Do You Know?

The largest and richest coral reef in the world is the Great Barrier Reef. It has been protected since the 1970s. The fish population tripled after the marine sanctuary for Apo Island in the Philippines was created in the year 1982. The marine protected areas, where fishing and fishing methods are regulated, are called Reefs at Risk Revisited. The bleached great barrier reef is a threat to our marine beauty and also to humans.

How to Stop Coral Bleaching and Protect Coral Reefs?

Either we live in coastal areas or far from the sea, we can do our part to protect the coral reefs and stop coral bleaching. Whatever we do on the land, in some ways affects the water. So, we should take care of our activities to stop the pollution which will eventually impact global warming and other activities too so that the coral reef bleaching can be stopped. 

Here are a few to-do lists to stop coral bleaching and protect the coral reefs:

  • While visiting the coral reefs, we should avoid touching them or disturbing them anyway. If we make any contact, it can damage the corals and may even kill them.

  • The cosmetics that we use may harm the coral reefs. So, we should avoid cosmetics while visiting them.

  • We should be careful while throwing the trash as marine trash is very harmful to the coral reefs. We should never throw plastics and other nonbiodegradable things near the beach or in the water to stop debris pollution. 

  • The fertilizers that we use for the plants wash away in the water which harms the marine animals and the coral reefs. We should minimize the use of fertilizers. 

  • We should try to reduce the emission of greenhouse gases. The emission of greenhouse gases causes ocean acidification and increases ocean temperature. This becomes one of the main causes of coral bleaching. 

FAQs on Coral Bleaching

1. Can Coral Bleaching Be Recovered?

Ans - There are chances that the coral reefs are recovered from the bleaching. The corals may regain their bright colours and algae. But if the causes of coral bleaching persist, there is no way that the bleaching can be reversed. We should take action to stop the causes that cause coral bleaching as soon as possible to save the coral reefs.

2. How Much Time Does it Take For the Coral Bleach to Recover?

Ans - As per the study, the corals may take decades (9 to 11 years) to recover from bleaching on the condition that re bleaching has not happened.

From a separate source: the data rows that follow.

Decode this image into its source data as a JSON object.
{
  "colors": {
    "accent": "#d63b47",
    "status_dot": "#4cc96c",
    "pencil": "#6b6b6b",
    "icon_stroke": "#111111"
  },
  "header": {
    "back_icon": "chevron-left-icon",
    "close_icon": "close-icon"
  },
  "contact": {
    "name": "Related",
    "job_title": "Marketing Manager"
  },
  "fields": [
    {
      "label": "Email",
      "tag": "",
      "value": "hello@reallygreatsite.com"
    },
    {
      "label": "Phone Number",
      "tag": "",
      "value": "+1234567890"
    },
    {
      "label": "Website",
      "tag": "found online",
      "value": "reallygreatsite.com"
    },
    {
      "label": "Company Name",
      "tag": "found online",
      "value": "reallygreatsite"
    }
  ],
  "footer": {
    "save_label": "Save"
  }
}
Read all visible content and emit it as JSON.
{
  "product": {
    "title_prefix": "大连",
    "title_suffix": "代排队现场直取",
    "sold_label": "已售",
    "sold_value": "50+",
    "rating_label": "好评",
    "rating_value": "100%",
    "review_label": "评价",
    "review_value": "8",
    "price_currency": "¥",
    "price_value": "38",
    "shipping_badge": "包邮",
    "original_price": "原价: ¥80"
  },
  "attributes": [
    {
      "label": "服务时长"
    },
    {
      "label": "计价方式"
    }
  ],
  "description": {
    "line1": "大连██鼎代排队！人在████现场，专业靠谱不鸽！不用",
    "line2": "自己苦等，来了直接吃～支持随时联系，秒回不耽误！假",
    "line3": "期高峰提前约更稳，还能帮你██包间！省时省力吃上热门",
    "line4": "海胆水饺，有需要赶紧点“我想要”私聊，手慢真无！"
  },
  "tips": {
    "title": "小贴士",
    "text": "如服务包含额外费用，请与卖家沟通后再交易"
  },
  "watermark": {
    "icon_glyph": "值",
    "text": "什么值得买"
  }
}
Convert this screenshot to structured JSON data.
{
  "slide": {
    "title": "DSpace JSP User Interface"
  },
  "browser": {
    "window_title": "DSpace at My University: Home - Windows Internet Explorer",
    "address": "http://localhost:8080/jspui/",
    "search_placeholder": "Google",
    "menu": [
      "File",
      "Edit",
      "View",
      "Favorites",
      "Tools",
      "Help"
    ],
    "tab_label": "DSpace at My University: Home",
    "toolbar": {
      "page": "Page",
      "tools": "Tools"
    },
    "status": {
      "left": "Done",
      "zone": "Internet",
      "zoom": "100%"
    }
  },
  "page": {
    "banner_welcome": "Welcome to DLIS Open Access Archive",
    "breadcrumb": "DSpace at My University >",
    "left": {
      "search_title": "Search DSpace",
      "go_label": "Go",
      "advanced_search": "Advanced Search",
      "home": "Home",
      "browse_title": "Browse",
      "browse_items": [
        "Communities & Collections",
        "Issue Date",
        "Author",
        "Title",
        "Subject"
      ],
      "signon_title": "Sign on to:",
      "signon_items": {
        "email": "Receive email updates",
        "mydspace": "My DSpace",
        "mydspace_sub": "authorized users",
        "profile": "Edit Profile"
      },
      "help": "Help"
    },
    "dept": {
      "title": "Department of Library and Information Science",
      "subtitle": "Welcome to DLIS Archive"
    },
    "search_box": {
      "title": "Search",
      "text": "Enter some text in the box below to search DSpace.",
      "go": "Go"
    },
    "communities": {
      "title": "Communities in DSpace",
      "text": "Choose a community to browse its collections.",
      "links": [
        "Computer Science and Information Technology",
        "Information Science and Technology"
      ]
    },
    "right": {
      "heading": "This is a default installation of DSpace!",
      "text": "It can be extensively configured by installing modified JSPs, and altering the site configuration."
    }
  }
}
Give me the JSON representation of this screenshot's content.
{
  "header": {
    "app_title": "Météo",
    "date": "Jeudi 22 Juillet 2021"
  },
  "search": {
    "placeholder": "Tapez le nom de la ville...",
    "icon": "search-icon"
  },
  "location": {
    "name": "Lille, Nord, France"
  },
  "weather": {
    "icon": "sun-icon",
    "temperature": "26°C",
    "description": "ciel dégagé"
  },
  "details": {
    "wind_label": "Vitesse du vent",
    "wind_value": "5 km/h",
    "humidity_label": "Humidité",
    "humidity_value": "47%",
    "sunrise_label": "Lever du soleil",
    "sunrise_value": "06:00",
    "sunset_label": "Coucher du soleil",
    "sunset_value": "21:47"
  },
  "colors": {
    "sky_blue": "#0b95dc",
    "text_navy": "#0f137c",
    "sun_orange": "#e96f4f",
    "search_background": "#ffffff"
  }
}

The time required for the coral to recover from bleaching also depends on their habitat and their species. 

3. What are the Ecological Impacts of Coral Bleaching?

Ans - Ecological impacts of coral bleaching are:

  • The bleached corals have reduced growth rates, increased susceptibility to diseases, decrease reproductive capacity and elevate mortality rates.

  • When the corals die because of bleaching, they decline in genetic and species diversity. 

  • When more susceptible species are killed by bleaching, change in coral community composition occurs.

  • When a change in coral community composition occurs, it also affects the species that depend on them. Few such examples are of fish and invertebrates who rely on coral reefs for food, shelter, and habitat.

  • Change in abundance and composition of reef fish assemblages occurs when coral reefs die.